The mixed-race artist who would go on to become a singer, songwriter, multi-instrumentalist, actor, and author grew up in Greensboro, North Carolina. She originally studied opera at the Oberlin Conservatory before discovering the tradition of black banjo playing.
After studying banjo, Giddens co-founded the Americana group Carolina Chocolate Drops, which went on to release two albums and earn a Grammy award for their fourth LP, 2010’s Genuine Negro Jig. They also became the first black string band to play the Grand Ole Opry.
Giddens has released a significant amount of solo work, duo work, and group work. Her debut solo studio album Tomorrow is My Turn arrived in 2015, and she released the critically acclaimed follow-up Freedom Highway in 2017. She also received the prestigious MacArthur Fellowship in 2017.
Outside of her own music, she’s recorded albums with multi-instrumentalist Francesco Turrisi, and with the supergroup Our Native Daughters, with Amythyst Kiah, Leyla McCalla and Allison Russell.
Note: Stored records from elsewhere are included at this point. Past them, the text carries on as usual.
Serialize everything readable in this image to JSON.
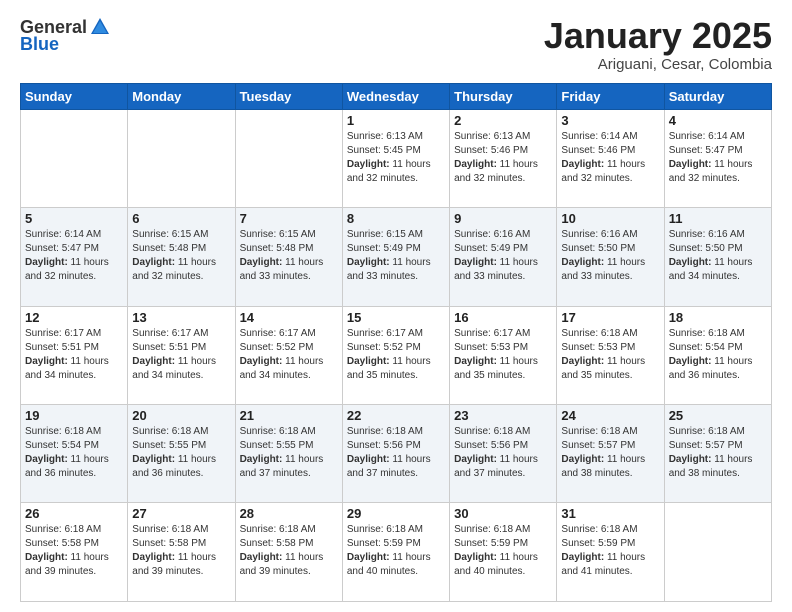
{
  "header": {
    "logo_general": "General",
    "logo_blue": "Blue",
    "month_title": "January 2025",
    "location": "Ariguani, Cesar, Colombia"
  },
  "days_of_week": [
    "Sunday",
    "Monday",
    "Tuesday",
    "Wednesday",
    "Thursday",
    "Friday",
    "Saturday"
  ],
  "weeks": [
    {
      "days": [
        {
          "num": "",
          "info": ""
        },
        {
          "num": "",
          "info": ""
        },
        {
          "num": "",
          "info": ""
        },
        {
          "num": "1",
          "info": "Sunrise: 6:13 AM\nSunset: 5:45 PM\nDaylight: 11 hours and 32 minutes."
        },
        {
          "num": "2",
          "info": "Sunrise: 6:13 AM\nSunset: 5:46 PM\nDaylight: 11 hours and 32 minutes."
        },
        {
          "num": "3",
          "info": "Sunrise: 6:14 AM\nSunset: 5:46 PM\nDaylight: 11 hours and 32 minutes."
        },
        {
          "num": "4",
          "info": "Sunrise: 6:14 AM\nSunset: 5:47 PM\nDaylight: 11 hours and 32 minutes."
        }
      ]
    },
    {
      "days": [
        {
          "num": "5",
          "info": "Sunrise: 6:14 AM\nSunset: 5:47 PM\nDaylight: 11 hours and 32 minutes."
        },
        {
          "num": "6",
          "info": "Sunrise: 6:15 AM\nSunset: 5:48 PM\nDaylight: 11 hours and 32 minutes."
        },
        {
          "num": "7",
          "info": "Sunrise: 6:15 AM\nSunset: 5:48 PM\nDaylight: 11 hours and 33 minutes."
        },
        {
          "num": "8",
          "info": "Sunrise: 6:15 AM\nSunset: 5:49 PM\nDaylight: 11 hours and 33 minutes."
        },
        {
          "num": "9",
          "info": "Sunrise: 6:16 AM\nSunset: 5:49 PM\nDaylight: 11 hours and 33 minutes."
        },
        {
          "num": "10",
          "info": "Sunrise: 6:16 AM\nSunset: 5:50 PM\nDaylight: 11 hours and 33 minutes."
        },
        {
          "num": "11",
          "info": "Sunrise: 6:16 AM\nSunset: 5:50 PM\nDaylight: 11 hours and 34 minutes."
        }
      ]
    },
    {
      "days": [
        {
          "num": "12",
          "info": "Sunrise: 6:17 AM\nSunset: 5:51 PM\nDaylight: 11 hours and 34 minutes."
        },
        {
          "num": "13",
          "info": "Sunrise: 6:17 AM\nSunset: 5:51 PM\nDaylight: 11 hours and 34 minutes."
        },
        {
          "num": "14",
          "info": "Sunrise: 6:17 AM\nSunset: 5:52 PM\nDaylight: 11 hours and 34 minutes."
        },
        {
          "num": "15",
          "info": "Sunrise: 6:17 AM\nSunset: 5:52 PM\nDaylight: 11 hours and 35 minutes."
        },
        {
          "num": "16",
          "info": "Sunrise: 6:17 AM\nSunset: 5:53 PM\nDaylight: 11 hours and 35 minutes."
        },
        {
          "num": "17",
          "info": "Sunrise: 6:18 AM\nSunset: 5:53 PM\nDaylight: 11 hours and 35 minutes."
        },
        {
          "num": "18",
          "info": "Sunrise: 6:18 AM\nSunset: 5:54 PM\nDaylight: 11 hours and 36 minutes."
        }
      ]
    },
    {
      "days": [
        {
          "num": "19",
          "info": "Sunrise: 6:18 AM\nSunset: 5:54 PM\nDaylight: 11 hours and 36 minutes."
        },
        {
          "num": "20",
          "info": "Sunrise: 6:18 AM\nSunset: 5:55 PM\nDaylight: 11 hours and 36 minutes."
        },
        {
          "num": "21",
          "info": "Sunrise: 6:18 AM\nSunset: 5:55 PM\nDaylight: 11 hours and 37 minutes."
        },
        {
          "num": "22",
          "info": "Sunrise: 6:18 AM\nSunset: 5:56 PM\nDaylight: 11 hours and 37 minutes."
        },
        {
          "num": "23",
          "info": "Sunrise: 6:18 AM\nSunset: 5:56 PM\nDaylight: 11 hours and 37 minutes."
        },
        {
          "num": "24",
          "info": "Sunrise: 6:18 AM\nSunset: 5:57 PM\nDaylight: 11 hours and 38 minutes."
        },
        {
          "num": "25",
          "info": "Sunrise: 6:18 AM\nSunset: 5:57 PM\nDaylight: 11 hours and 38 minutes."
        }
      ]
    },
    {
      "days": [
        {
          "num": "26",
          "info": "Sunrise: 6:18 AM\nSunset: 5:58 PM\nDaylight: 11 hours and 39 minutes."
        },
        {
          "num": "27",
          "info": "Sunrise: 6:18 AM\nSunset: 5:58 PM\nDaylight: 11 hours and 39 minutes."
        },
        {
          "num": "28",
          "info": "Sunrise: 6:18 AM\nSunset: 5:58 PM\nDaylight: 11 hours and 39 minutes."
        },
        {
          "num": "29",
          "info": "Sunrise: 6:18 AM\nSunset: 5:59 PM\nDaylight: 11 hours and 40 minutes."
        },
        {
          "num": "30",
          "info": "Sunrise: 6:18 AM\nSunset: 5:59 PM\nDaylight: 11 hours and 40 minutes."
        },
        {
          "num": "31",
          "info": "Sunrise: 6:18 AM\nSunset: 5:59 PM\nDaylight: 11 hours and 41 minutes."
        },
        {
          "num": "",
          "info": ""
        }
      ]
    }
  ]
}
Their debut album Songs of Our Native Daughters was released in 2019.
Giddens has also written music for the Nashville Ballet’s adaptation of Luxy Negro, Redux, the libretto for the opera Omar, and is set to release several children’s books. Giddens also had a small part in the fifth and sixth seasons of CMT’s hit series Nashville.
Rhiannon Giddens doesn’t need much time or supporting instrumentation to create fervently moving art. Even though the stripped-down qualities of They’re Calling Me Home are the result of the pandemic, they yield some of the most stirring music you’re likely to hear, this year or any other.
Rhiannon Giddens searched for a salve in the one place she knew where to find it: music. But it wasn't enough to write her way through her feelings of longing and loss. She needed the community that collaboration offered — the way that it, too, could be a home.